I think I would have started the conversation, and remember that this is the first conversation Jesus has had with these people since Gethsemane , I would have started with “now listen…about Thursday night…and then Friday…all bloodied day…hmm?” The new body of Jesus has come with a resurrected spirit. Jesus does not hold a grudge; indeed, Jesus does not hold anything because he withholds nothing, he gives all he has. All his love, all his comfort, all his blessing, all his shalom.
When John in 1 John 3 speaks of us as God’s children he is telling us that we have a future in God’s family. That future looks like the resurrected Jesus, the eternally living one who is also the eternally loving one. We who live surrounded by sin will sin and live with sin no more, because we will be refashioned for an eternity where we will live with shalom from God and shalom for each other.

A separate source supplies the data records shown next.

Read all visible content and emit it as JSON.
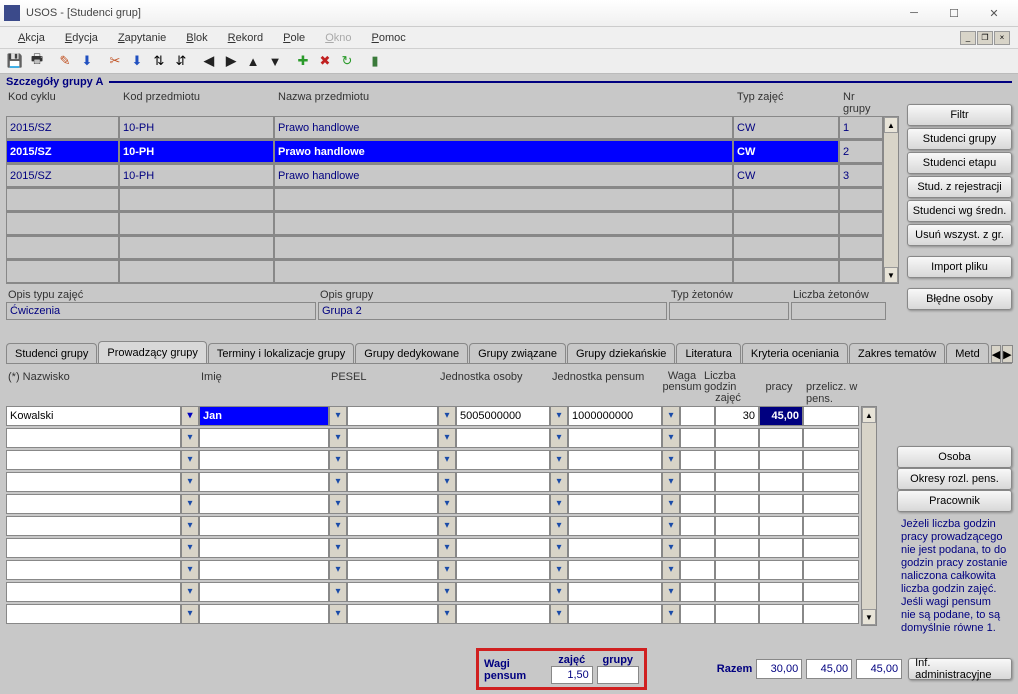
{
  "window": {
    "title": "USOS - [Studenci grup]"
  },
  "menu": {
    "items": [
      "Akcja",
      "Edycja",
      "Zapytanie",
      "Blok",
      "Rekord",
      "Pole",
      "Okno",
      "Pomoc"
    ],
    "disabled_index": 6
  },
  "section": {
    "title": "Szczegóły grupy  A"
  },
  "upper": {
    "headers": [
      "Kod cyklu",
      "Kod przedmiotu",
      "Nazwa przedmiotu",
      "Typ zajęć",
      "Nr grupy"
    ],
    "rows": [
      {
        "cykl": "2015/SZ",
        "kod": "10-PH",
        "nazwa": "Prawo handlowe",
        "typ": "CW",
        "nr": "1",
        "selected": false
      },
      {
        "cykl": "2015/SZ",
        "kod": "10-PH",
        "nazwa": "Prawo handlowe",
        "typ": "CW",
        "nr": "2",
        "selected": true
      },
      {
        "cykl": "2015/SZ",
        "kod": "10-PH",
        "nazwa": "Prawo handlowe",
        "typ": "CW",
        "nr": "3",
        "selected": false
      },
      {
        "cykl": "",
        "kod": "",
        "nazwa": "",
        "typ": "",
        "nr": "",
        "selected": false
      },
      {
        "cykl": "",
        "kod": "",
        "nazwa": "",
        "typ": "",
        "nr": "",
        "selected": false
      },
      {
        "cykl": "",
        "kod": "",
        "nazwa": "",
        "typ": "",
        "nr": "",
        "selected": false
      },
      {
        "cykl": "",
        "kod": "",
        "nazwa": "",
        "typ": "",
        "nr": "",
        "selected": false
      }
    ]
  },
  "side_buttons": [
    "Filtr",
    "Studenci grupy",
    "Studenci etapu",
    "Stud. z rejestracji",
    "Studenci wg średn.",
    "Usuń wszyst. z gr.",
    "Import pliku",
    "Błędne osoby"
  ],
  "opis": {
    "typ_label": "Opis typu zajęć",
    "typ_value": "Ćwiczenia",
    "grupa_label": "Opis grupy",
    "grupa_value": "Grupa 2",
    "zeton_typ_label": "Typ żetonów",
    "zeton_typ_value": "",
    "zeton_liczba_label": "Liczba żetonów",
    "zeton_liczba_value": ""
  },
  "tabs": [
    "Studenci grupy",
    "Prowadzący grupy",
    "Terminy i lokalizacje grupy",
    "Grupy dedykowane",
    "Grupy związane",
    "Grupy dziekańskie",
    "Literatura",
    "Kryteria oceniania",
    "Zakres tematów",
    "Metd"
  ],
  "active_tab_index": 1,
  "lower": {
    "headers": {
      "nazwisko": "(*) Nazwisko",
      "imie": "Imię",
      "pesel": "PESEL",
      "jo": "Jednostka osoby",
      "jp": "Jednostka pensum",
      "waga1": "Waga",
      "waga2": "pensum",
      "godz1": "Liczba godzin",
      "godz2": "zajęć",
      "pracy": "pracy",
      "przelicz": "przelicz. w pens."
    },
    "rows": [
      {
        "nazwisko": "Kowalski",
        "imie": "Jan",
        "pesel": "",
        "jo": "5005000000",
        "jp": "1000000000",
        "waga": "",
        "godz": "30",
        "pracy": "45,00",
        "przelicz": ""
      },
      {
        "nazwisko": "",
        "imie": "",
        "pesel": "",
        "jo": "",
        "jp": "",
        "waga": "",
        "godz": "",
        "pracy": "",
        "przelicz": ""
      },
      {
        "nazwisko": "",
        "imie": "",
        "pesel": "",
        "jo": "",
        "jp": "",
        "waga": "",
        "godz": "",
        "pracy": "",
        "przelicz": ""
      },
      {
        "nazwisko": "",
        "imie": "",
        "pesel": "",
        "jo": "",
        "jp": "",
        "waga": "",
        "godz": "",
        "pracy": "",
        "przelicz": ""
      },
      {
        "nazwisko": "",
        "imie": "",
        "pesel": "",
        "jo": "",
        "jp": "",
        "waga": "",
        "godz": "",
        "pracy": "",
        "przelicz": ""
      },
      {
        "nazwisko": "",
        "imie": "",
        "pesel": "",
        "jo": "",
        "jp": "",
        "waga": "",
        "godz": "",
        "pracy": "",
        "przelicz": ""
      },
      {
        "nazwisko": "",
        "imie": "",
        "pesel": "",
        "jo": "",
        "jp": "",
        "waga": "",
        "godz": "",
        "pracy": "",
        "przelicz": ""
      },
      {
        "nazwisko": "",
        "imie": "",
        "pesel": "",
        "jo": "",
        "jp": "",
        "waga": "",
        "godz": "",
        "pracy": "",
        "przelicz": ""
      },
      {
        "nazwisko": "",
        "imie": "",
        "pesel": "",
        "jo": "",
        "jp": "",
        "waga": "",
        "godz": "",
        "pracy": "",
        "przelicz": ""
      },
      {
        "nazwisko": "",
        "imie": "",
        "pesel": "",
        "jo": "",
        "jp": "",
        "waga": "",
        "godz": "",
        "pracy": "",
        "przelicz": ""
      }
    ]
  },
  "lower_right_buttons": [
    "Osoba",
    "Okresy rozl. pens.",
    "Pracownik"
  ],
  "info_text": "Jeżeli liczba godzin pracy prowadzącego nie jest podana, to do godzin pracy zostanie naliczona całkowita liczba godzin zajęć. Jeśli wagi pensum nie są podane, to są domyślnie równe 1.",
  "bottom": {
    "wagi_label": "Wagi pensum",
    "zajec_label": "zajęć",
    "zajec_value": "1,50",
    "grupy_label": "grupy",
    "grupy_value": "",
    "razem_label": "Razem",
    "razem_godz": "30,00",
    "razem_pracy": "45,00",
    "razem_przelicz": "45,00",
    "inf_btn": "Inf. administracyjne"
  }
}
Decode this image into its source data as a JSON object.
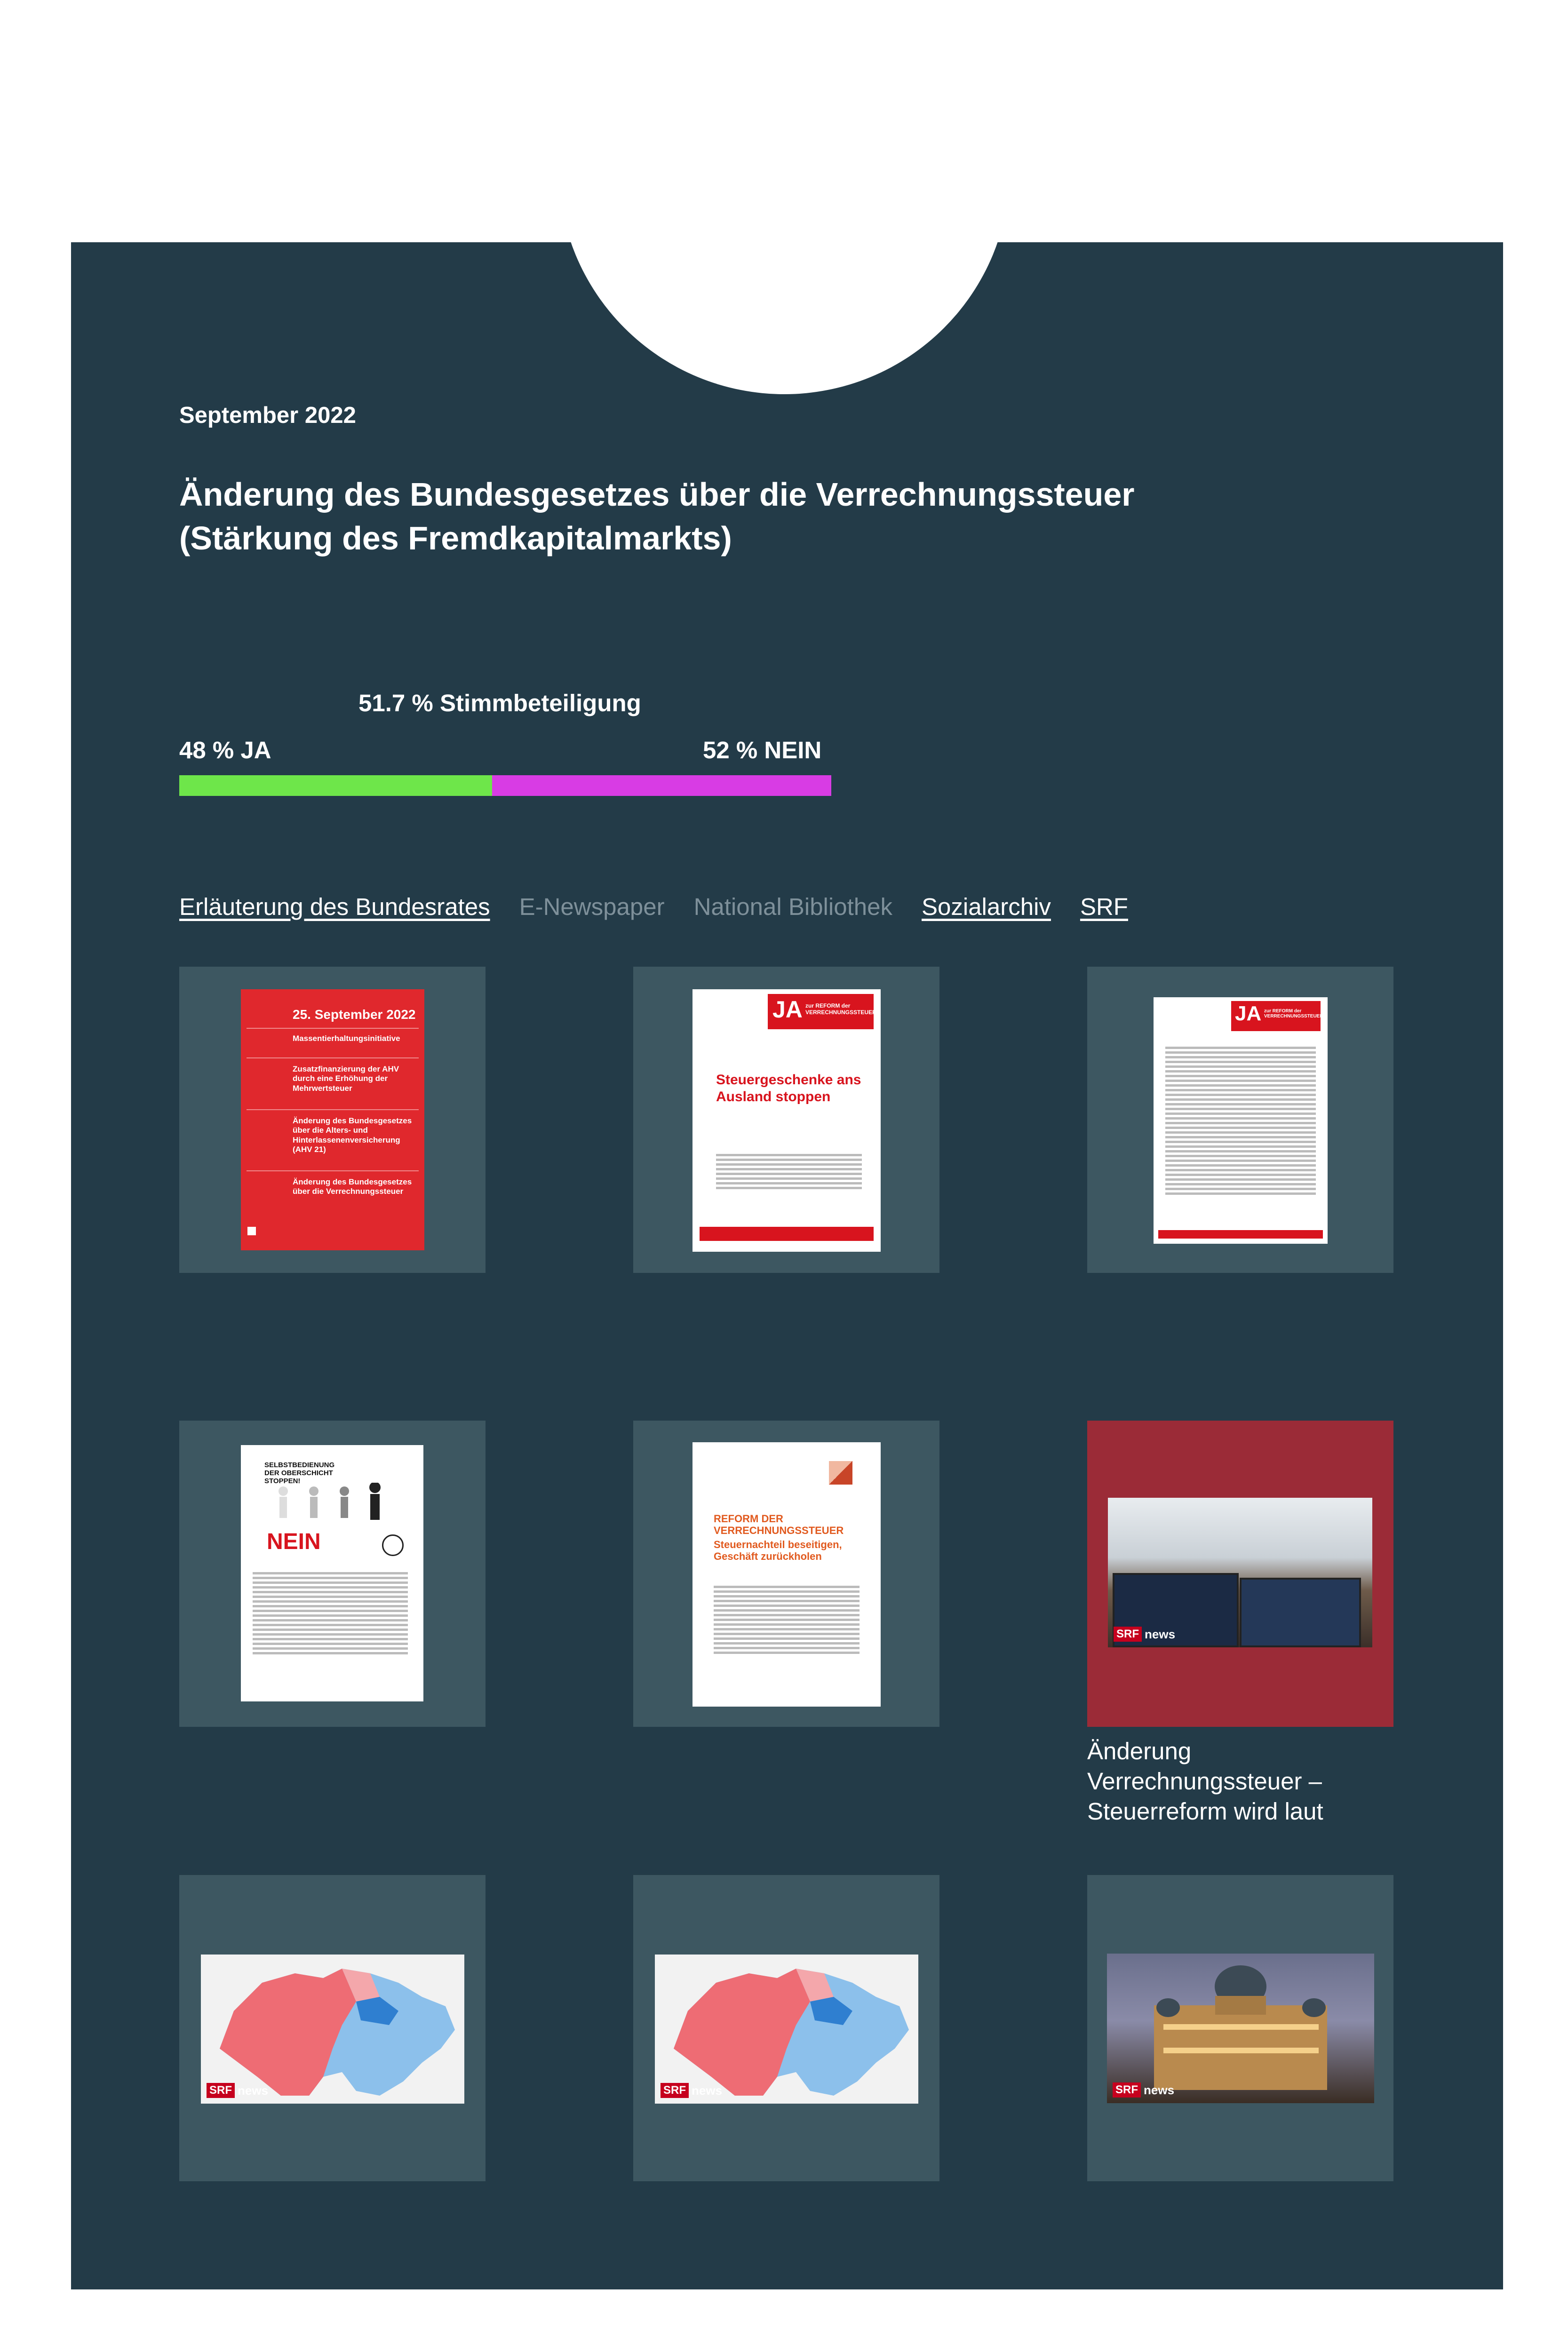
{
  "header": {
    "date": "September 2022",
    "title": "Änderung des Bundesgesetzes über die Verrechnungssteuer (Stärkung des Fremdkapitalmarkts)"
  },
  "results": {
    "turnout_label": "51.7 % Stimmbeteiligung",
    "ja_label": "48 % JA",
    "nein_label": "52 % NEIN",
    "ja_percent": 48,
    "nein_percent": 52,
    "ja_color": "#6ee64a",
    "nein_color": "#d83ce4"
  },
  "links": [
    {
      "label": "Erläuterung des Bundesrates",
      "active": true
    },
    {
      "label": "E-Newspaper",
      "active": false
    },
    {
      "label": "National Bibliothek",
      "active": false
    },
    {
      "label": "Sozialarchiv",
      "active": true
    },
    {
      "label": "SRF",
      "active": true
    }
  ],
  "docs": {
    "d1": {
      "date": "25. September 2022",
      "items": [
        "Massentierhaltungsinitiative",
        "Zusatzfinanzierung der AHV durch eine Erhöhung der Mehrwertsteuer",
        "Änderung des Bundesgesetzes über die Alters- und Hinterlassenenversicherung (AHV 21)",
        "Änderung des Bundesgesetzes über die Verrechnungssteuer"
      ]
    },
    "d2": {
      "banner_big": "JA",
      "banner_small": "zur REFORM der VERRECHNUNGSSTEUER",
      "headline": "Steuergeschenke ans Ausland stoppen"
    },
    "d3": {
      "banner_big": "JA",
      "banner_small": "zur REFORM der VERRECHNUNGSSTEUER"
    },
    "d4": {
      "headline": "SELBSTBEDIENUNG DER OBERSCHICHT STOPPEN!",
      "nein": "NEIN"
    },
    "d5": {
      "headline": "REFORM DER VERRECHNUNGSSTEUER",
      "subhead": "Steuernachteil beseitigen, Geschäft zurückholen"
    }
  },
  "srf": {
    "badge": "SRF",
    "brand": "news",
    "caption": "Änderung Verrechnungssteuer – Steuerreform wird laut"
  },
  "colors": {
    "panel": "#233b48",
    "tile": "#3d5761",
    "tile_accent": "#9b2b37"
  }
}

This is the story we proclaim. This Jesus, whose return in Luke’s account seems more interested in comforting his grieving friends than in declaring his own glory and vindication, this Jesus speaks the fullest form of peace and hope to humanity. The shalom of God which raised Jesus from the dead raised the lame man from the path outside Beautiful Gate, raised Peter from a denier of Christ in a darkened private courtyard to a proclaimer of Christ in the busiest part of the temple at the busiest time of the day, raised two weary travellers who had walked mournfully from Jerusalem to Emmaus to then run all the way back to declare their hope because of who they had seen and what they had heard.
Because he lives, his peace be among you.